Humanity in a Digital World
It is no secret that we live in a digital world. This digital world we live in is a massive. It has become a part of our reality that we exist in every day. The articles we read this week What is Digital Humanities and What's it Doing in English Departments? by Matthew G. Kirschenbaum and The Literary, the Humanities, the Digital: Toward a Research Agenda for Digital Literary Studies gave a very interesting perspective into this particular area of study.
All semester I had heard Dr. Zamora mention this term Digital Humanities but I really didn't understand what it meant. So I was very pleased to have the opportunity to learn more about it through these works. Initially, my first takeaway from the Kirschenbaum article was this visual image of humans in the digital world.

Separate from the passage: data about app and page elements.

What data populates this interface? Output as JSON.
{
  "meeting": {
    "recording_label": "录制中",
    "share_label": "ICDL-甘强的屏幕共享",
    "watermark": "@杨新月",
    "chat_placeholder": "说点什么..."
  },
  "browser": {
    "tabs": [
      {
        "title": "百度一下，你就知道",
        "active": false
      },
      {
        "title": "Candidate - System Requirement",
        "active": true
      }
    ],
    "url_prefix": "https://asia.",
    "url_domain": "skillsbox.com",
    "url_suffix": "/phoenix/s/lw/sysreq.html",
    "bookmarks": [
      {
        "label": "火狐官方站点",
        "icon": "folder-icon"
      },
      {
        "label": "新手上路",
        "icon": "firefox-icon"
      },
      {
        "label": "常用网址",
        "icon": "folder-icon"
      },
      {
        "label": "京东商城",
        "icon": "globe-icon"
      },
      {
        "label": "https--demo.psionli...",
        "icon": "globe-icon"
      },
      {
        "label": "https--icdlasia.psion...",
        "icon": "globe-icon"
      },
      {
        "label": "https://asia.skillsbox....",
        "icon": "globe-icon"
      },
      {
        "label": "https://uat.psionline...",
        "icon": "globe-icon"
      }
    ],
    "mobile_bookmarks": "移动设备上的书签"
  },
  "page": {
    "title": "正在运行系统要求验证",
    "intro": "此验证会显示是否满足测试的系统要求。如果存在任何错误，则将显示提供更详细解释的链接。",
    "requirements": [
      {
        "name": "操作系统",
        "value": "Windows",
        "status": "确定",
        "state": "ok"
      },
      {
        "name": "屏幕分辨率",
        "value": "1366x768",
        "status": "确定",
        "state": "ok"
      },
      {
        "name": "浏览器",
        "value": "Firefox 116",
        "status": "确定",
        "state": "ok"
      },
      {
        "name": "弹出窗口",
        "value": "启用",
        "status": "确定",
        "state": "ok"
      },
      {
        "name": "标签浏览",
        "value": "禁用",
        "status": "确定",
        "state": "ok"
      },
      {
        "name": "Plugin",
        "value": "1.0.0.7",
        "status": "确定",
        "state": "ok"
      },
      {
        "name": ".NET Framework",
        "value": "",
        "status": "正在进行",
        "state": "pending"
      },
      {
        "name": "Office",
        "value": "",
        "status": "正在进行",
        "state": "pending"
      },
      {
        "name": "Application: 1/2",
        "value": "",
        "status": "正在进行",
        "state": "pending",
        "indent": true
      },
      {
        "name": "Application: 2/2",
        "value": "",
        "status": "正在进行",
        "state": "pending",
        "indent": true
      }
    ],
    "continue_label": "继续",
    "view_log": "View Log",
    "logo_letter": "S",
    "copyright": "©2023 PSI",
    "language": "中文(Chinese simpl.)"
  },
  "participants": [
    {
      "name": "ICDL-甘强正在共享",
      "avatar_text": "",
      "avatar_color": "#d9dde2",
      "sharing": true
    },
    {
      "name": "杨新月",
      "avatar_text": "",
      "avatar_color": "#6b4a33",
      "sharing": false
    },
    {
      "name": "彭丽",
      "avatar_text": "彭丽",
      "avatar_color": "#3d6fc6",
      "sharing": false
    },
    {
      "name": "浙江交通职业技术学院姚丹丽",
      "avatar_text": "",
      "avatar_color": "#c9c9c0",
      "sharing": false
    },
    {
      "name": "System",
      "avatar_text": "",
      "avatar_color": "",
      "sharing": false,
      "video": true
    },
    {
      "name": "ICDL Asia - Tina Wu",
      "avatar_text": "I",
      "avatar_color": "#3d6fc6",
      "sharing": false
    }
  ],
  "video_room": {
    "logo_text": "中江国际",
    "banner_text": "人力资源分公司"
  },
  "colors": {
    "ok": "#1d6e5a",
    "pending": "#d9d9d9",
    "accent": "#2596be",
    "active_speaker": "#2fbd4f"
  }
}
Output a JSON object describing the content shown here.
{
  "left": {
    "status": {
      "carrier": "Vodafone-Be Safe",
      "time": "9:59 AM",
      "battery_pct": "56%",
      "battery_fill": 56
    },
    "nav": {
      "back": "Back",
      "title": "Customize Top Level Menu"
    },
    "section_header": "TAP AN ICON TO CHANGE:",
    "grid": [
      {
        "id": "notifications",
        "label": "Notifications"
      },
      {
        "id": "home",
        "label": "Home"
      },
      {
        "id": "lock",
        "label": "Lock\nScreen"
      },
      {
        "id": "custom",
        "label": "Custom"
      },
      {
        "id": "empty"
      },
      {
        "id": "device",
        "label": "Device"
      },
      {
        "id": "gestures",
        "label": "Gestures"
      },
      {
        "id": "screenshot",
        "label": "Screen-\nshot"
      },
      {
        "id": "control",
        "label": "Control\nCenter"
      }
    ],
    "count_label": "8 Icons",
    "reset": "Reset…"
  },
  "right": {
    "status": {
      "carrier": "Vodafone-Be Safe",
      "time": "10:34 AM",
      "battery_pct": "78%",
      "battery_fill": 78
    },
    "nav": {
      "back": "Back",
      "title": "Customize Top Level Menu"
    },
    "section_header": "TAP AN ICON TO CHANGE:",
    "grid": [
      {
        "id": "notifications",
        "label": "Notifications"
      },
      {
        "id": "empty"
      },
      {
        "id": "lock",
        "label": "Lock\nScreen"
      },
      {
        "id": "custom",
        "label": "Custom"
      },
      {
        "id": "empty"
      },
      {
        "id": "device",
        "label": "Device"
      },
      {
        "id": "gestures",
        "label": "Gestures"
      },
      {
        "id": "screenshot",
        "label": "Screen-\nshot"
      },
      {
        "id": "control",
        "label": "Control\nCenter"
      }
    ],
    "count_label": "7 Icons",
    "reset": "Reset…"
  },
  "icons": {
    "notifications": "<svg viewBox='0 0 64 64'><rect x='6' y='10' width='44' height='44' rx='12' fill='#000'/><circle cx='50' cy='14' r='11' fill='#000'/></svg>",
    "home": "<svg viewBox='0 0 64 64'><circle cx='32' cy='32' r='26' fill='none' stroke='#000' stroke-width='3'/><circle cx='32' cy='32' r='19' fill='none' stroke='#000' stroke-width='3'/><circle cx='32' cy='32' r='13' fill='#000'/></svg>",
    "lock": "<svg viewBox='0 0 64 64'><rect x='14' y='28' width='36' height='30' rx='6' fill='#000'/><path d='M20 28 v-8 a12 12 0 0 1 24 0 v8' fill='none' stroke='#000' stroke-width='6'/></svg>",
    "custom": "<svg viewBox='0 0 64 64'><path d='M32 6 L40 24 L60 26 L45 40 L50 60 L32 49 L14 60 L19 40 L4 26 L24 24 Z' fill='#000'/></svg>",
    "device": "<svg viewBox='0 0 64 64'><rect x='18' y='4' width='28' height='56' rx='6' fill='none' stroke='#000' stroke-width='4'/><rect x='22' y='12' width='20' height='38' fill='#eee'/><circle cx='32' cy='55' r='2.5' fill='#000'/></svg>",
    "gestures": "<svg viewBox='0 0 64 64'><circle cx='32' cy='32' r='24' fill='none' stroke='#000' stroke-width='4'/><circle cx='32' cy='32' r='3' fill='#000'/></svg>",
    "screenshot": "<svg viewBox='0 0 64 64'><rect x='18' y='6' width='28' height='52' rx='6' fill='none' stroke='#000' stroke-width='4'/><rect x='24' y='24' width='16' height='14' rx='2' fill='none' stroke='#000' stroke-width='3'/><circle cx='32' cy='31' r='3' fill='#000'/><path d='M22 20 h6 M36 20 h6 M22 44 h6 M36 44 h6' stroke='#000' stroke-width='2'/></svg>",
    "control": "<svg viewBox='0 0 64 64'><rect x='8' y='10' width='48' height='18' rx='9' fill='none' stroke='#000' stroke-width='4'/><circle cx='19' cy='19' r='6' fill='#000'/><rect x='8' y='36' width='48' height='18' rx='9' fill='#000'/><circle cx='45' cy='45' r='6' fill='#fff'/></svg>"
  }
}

As a middle school english teacher it never dawned on me that digital humanities was not welcomed in an English classroom. I welcome the opportunities to bring my class into the world. But I can see how some areas of academia would be hesitant to accept this. Even though Digital Humanities was shaping up to the be next big thing. There were about five points laid out as reasons why there is resistance to this movement. There is no denying that , "...the digital humanities is about a scholarship and a pedagogy that are collaborative and spend on networks of people and that live in an active life online." (Kirschenbaum 60) We no longer live life and/or learn in isolation. We are connected learners. I lived this first hand in my Networked Narratives class. One of my professors was not physically in the class yet we have had active meaningful and academic discussion via online networks such as Twitter, Hypothesis, Blogs etc.
Kirschenbaum ended is article by asking this question, "Isn't that something you want in your English department?"I found myself answering with an unequivocal yes.